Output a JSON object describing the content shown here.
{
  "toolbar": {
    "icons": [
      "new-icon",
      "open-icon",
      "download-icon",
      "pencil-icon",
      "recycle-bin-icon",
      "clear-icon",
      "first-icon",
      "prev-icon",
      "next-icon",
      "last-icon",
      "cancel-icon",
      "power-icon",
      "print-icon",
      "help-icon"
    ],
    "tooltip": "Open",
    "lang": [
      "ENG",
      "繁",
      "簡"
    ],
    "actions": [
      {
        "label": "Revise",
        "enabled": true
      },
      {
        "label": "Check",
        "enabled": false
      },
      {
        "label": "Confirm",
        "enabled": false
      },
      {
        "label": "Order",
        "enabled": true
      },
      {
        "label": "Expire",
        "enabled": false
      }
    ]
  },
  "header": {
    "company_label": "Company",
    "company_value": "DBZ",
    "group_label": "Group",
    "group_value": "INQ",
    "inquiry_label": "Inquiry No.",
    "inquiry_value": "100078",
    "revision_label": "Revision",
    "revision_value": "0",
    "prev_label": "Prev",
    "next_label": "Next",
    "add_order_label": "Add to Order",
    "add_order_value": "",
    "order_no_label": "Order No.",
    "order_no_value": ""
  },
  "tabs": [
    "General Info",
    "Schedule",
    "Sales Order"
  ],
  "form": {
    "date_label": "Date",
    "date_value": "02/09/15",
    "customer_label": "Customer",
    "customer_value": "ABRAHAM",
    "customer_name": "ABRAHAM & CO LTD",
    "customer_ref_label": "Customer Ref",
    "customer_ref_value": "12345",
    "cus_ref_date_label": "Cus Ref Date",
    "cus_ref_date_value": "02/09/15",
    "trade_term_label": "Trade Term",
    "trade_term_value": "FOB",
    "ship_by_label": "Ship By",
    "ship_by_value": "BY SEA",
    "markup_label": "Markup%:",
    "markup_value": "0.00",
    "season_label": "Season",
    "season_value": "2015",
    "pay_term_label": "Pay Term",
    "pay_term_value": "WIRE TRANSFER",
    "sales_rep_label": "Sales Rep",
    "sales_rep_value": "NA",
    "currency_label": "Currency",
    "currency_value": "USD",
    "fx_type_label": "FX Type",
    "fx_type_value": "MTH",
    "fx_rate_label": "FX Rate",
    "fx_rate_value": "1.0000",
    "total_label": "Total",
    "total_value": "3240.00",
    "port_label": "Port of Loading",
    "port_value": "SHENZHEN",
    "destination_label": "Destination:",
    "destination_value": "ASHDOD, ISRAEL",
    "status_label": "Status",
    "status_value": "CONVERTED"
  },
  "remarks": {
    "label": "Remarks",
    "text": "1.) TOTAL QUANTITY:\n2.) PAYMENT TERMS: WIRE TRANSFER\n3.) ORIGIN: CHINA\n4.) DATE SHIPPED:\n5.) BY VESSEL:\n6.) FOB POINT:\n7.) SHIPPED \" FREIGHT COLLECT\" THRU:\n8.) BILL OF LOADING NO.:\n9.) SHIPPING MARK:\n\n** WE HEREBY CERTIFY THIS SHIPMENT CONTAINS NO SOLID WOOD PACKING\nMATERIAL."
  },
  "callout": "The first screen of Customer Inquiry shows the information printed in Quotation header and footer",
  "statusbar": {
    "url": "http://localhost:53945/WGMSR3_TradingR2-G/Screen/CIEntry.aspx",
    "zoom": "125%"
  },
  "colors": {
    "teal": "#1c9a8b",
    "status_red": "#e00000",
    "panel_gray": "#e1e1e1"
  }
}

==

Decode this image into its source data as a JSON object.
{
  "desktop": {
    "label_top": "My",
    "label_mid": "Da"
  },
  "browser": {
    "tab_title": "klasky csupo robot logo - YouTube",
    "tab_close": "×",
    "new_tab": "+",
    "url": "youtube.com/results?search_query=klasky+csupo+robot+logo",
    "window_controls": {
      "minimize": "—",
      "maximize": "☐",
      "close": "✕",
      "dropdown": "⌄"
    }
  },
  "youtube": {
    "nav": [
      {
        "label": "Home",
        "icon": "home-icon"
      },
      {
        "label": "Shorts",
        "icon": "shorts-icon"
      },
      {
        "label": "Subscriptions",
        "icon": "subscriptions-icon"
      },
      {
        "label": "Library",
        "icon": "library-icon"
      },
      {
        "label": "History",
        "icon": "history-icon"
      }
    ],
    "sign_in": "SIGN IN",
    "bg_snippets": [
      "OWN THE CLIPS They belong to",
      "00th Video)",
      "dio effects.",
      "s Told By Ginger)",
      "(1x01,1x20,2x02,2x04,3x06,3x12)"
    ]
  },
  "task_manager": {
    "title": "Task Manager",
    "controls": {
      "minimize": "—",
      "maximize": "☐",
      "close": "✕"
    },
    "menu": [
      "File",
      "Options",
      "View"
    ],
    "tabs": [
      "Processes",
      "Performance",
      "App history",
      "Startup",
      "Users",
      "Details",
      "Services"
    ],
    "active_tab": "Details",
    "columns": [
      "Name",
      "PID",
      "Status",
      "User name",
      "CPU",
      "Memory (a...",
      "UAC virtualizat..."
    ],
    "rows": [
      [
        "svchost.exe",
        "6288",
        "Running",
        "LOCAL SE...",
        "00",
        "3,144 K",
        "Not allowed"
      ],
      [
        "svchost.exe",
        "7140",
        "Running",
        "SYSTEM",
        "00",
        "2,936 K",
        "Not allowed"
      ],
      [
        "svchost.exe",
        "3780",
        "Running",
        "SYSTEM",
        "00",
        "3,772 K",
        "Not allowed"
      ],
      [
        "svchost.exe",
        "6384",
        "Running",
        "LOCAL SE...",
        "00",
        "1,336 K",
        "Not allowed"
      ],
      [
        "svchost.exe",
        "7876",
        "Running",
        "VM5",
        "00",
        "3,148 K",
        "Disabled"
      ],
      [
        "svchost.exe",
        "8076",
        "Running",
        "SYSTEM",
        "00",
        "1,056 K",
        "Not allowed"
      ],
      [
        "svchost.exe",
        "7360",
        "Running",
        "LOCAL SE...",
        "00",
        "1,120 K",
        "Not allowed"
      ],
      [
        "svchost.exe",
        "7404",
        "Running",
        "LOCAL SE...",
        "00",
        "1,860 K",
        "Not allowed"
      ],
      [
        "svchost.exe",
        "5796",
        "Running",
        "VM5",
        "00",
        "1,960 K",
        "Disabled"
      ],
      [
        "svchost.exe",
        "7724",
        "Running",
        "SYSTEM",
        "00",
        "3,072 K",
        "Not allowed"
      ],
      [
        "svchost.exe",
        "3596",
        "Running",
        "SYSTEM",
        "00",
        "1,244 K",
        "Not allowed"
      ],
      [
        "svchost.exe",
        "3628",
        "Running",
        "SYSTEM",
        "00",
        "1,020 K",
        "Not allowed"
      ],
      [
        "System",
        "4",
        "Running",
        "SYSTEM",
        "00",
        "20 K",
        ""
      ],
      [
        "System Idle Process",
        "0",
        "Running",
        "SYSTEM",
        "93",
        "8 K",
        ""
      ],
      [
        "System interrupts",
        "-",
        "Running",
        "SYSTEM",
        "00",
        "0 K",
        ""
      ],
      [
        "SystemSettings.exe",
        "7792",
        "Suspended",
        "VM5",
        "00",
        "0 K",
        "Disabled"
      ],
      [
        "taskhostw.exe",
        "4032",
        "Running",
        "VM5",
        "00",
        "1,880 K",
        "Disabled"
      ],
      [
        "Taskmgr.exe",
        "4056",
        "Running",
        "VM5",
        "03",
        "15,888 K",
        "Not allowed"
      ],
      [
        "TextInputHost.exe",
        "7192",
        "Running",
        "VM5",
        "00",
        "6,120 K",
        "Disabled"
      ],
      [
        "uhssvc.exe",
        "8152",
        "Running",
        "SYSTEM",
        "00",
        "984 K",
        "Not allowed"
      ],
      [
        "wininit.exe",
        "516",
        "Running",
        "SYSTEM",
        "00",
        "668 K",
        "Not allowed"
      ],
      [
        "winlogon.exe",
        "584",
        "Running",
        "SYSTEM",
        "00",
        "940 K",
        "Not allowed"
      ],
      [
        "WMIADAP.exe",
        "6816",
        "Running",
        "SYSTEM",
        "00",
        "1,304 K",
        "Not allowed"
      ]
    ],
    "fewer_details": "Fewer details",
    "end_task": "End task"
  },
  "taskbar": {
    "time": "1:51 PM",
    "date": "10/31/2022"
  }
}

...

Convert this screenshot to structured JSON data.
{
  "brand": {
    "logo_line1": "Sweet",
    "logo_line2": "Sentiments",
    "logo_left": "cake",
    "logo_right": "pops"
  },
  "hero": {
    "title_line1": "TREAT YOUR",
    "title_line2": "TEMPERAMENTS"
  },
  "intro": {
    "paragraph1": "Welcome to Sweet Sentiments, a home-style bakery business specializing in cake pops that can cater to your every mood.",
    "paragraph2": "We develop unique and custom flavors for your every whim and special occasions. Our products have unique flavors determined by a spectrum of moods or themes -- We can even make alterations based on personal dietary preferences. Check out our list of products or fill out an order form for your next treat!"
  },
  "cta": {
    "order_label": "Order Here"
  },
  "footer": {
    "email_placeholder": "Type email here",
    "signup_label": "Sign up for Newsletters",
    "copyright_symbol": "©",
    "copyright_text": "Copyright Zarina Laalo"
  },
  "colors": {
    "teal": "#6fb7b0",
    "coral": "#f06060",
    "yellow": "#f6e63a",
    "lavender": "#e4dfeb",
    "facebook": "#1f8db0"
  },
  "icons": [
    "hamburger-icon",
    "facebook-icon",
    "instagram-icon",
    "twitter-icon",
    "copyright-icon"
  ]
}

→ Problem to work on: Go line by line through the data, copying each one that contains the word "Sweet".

→ Expected output:
    "logo_line1": "Sweet",
    "paragraph1": "Welcome to Sweet Sentiments, a home-style bakery business specializing in cake pops that can cater to your every mood.",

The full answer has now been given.